The cost of a cuppa will have to rise, according to the boss of Typhoo.
For chief executive Somnath Saha, the economics of tea are simple and brutal.
Typhoo Tea produces 125 million tea bags a week at its factory in Moreton, Wirral, which have just one ingredient - tea leaves, and they are imported.
Black tea is a global commodity, traded in dollars. Following the fall in sterling since the Brexit vote, costs have soared for this renowned brand as 95% of its sales are in the UK.
"This is an absolute disaster for a company the size of ours," says Mr Saha.
"The very sharp fall in the pound means the impact is at least a quarter of a million pounds a month for us. This is having a very negative impact on our business and we are really suffering. It's now come to a point where it's not sustainable for us."
The news comes amid warnings of rising prices in the grocery sector, and with supermarket chain Morrisons increasing the cost of a jar of Marmite by 12.5%.
High volume, low margin
There are plenty of winners from the fall in the value of sterling. But Typhoo Tea is a graphic illustration of what it's like for a business with one raw imported material.

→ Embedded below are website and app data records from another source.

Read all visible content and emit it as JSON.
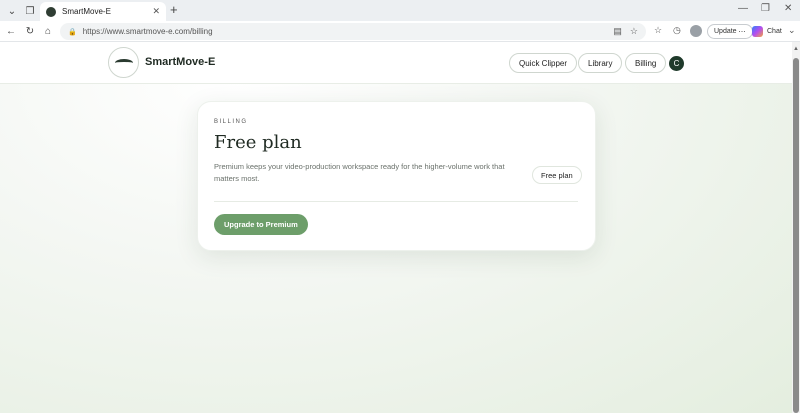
{
  "browser": {
    "tab_title": "SmartMove-E",
    "url": "https://www.smartmove-e.com/billing",
    "update_label": "Update",
    "chat_label": "Chat"
  },
  "header": {
    "brand_name": "SmartMove-E",
    "nav": [
      {
        "label": "Quick Clipper"
      },
      {
        "label": "Library"
      },
      {
        "label": "Billing"
      }
    ],
    "avatar_initial": "C"
  },
  "billing": {
    "eyebrow": "BILLING",
    "title": "Free plan",
    "description": "Premium keeps your video-production workspace ready for the higher-volume work that matters most.",
    "plan_badge": "Free plan",
    "upgrade_label": "Upgrade to Premium"
  },
  "colors": {
    "accent": "#6d9e6a",
    "avatar_bg": "#1f3a2b"
  }
}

Typhoo has been trading for more than a century. These days, most of its black tea comes from Kenya. It's then blended and packaged on site. The company also packages own-label tea for most of the major supermarkets.
In addition, it produces a range of herbal teas and those ingredients are sourced in euros.
It's a high-volume, low-margin business.
The cost of the ingredient depends on the quality of the leaf. A typical 80kg bag of black tea could be bought for £90 to £100 at the beginning of the year. The company says that same bag now costs £120 to £150 at the weekly international auctions.
In other words, it is paying an awful lot more for the same amount of tea.
"We don't have big enough margins between us and retailers to absorb all these costs. We're looking at how to mitigate some of them, from our labour, overheads and marketing costs, which will affect the growth of the business and employment in long run. But some of these currency costs will have to be passed on, as neither us nor the retailers can absorb any more cost increases," Mr Saha says.
Like other suppliers, he is in discussions with the supermarkets about price rises. He denies posturing to try to secure a better deal.
"Absolutely not. This is a really serious situation for us. Nobody wants to do this, but ultimately some of the costs will go to the shoppers. There is no other option," Mr Saha says.
"It's one of the favourite drinks of this country. It's very unfortunate. It's nobody's fault - it's due to the economic conditions."
Typhoo Tea is owned by the Indian conglomerate Apeejay Surrendra Group, which Mr Saha says has supported the UK business for the last few months.
But he warned that if the fall in the pound was sustained, his business would be set to lose £3m, all but wiping out its profits. The time has now come to do something about it, he says.
"For everybody, it's been so difficult after June. We can't plan anything. Every day, you don't know what is going to happen next week. There is so much volatility."
Typhoo employs some 300 workers in the UK.
Many suppliers are talking to the supermarkets about price rises. These negotiations are normally confidential but they spilled into the open when Tesco's spat with Unilever became public.
Retailers and suppliers regularly discuss prices but, according to one industry expert, the current situation is different.
"This is no cat and mouse game. What we've been seeing here is unprecedented," says David Sables from Sentinel Management Consultants, which advises suppliers on how to negotiate with supermarkets.
"The real change that's happened here is that it's happening at a time when the retailers' margins have been squeezed by the battle with Aldi and Lidl. They can't take any more pain. It comes with a price increase to them, they will have to pass it on.
"There needs to be a new approach, a getting together of everyone to sensibly sit down and see how they can protect the consumer against what is a real industry issue," he says.
There are ways to absorb costs. For instance, Tesco and Morrisons are trying to make their businesses more simple and efficient which will save money in the long run. Packaging and product sizes can also be reviewed.
But after years of falling prices in the aisles, it seems inevitable that some prices will rise.
"I think there is a wave of price increases to come, as early as January. That's when we'll see the biggest impact," says Mr Sables.
"The generally accepted view is 5% - that's an understatement of what we're seeing on the foreign exchange. The view is that the industry will absorb some of that difference."
For Typhoo Tea, the time has come to pass on some of its costs.
In the longer term, its boss says he will be trying to boost exports and take advantage of any Brexit opportunities, but the focus now is dealing with the fallout.
Mr Saha adds: "This is a real loss, a real pain for this business and we cannot accept this loss any more."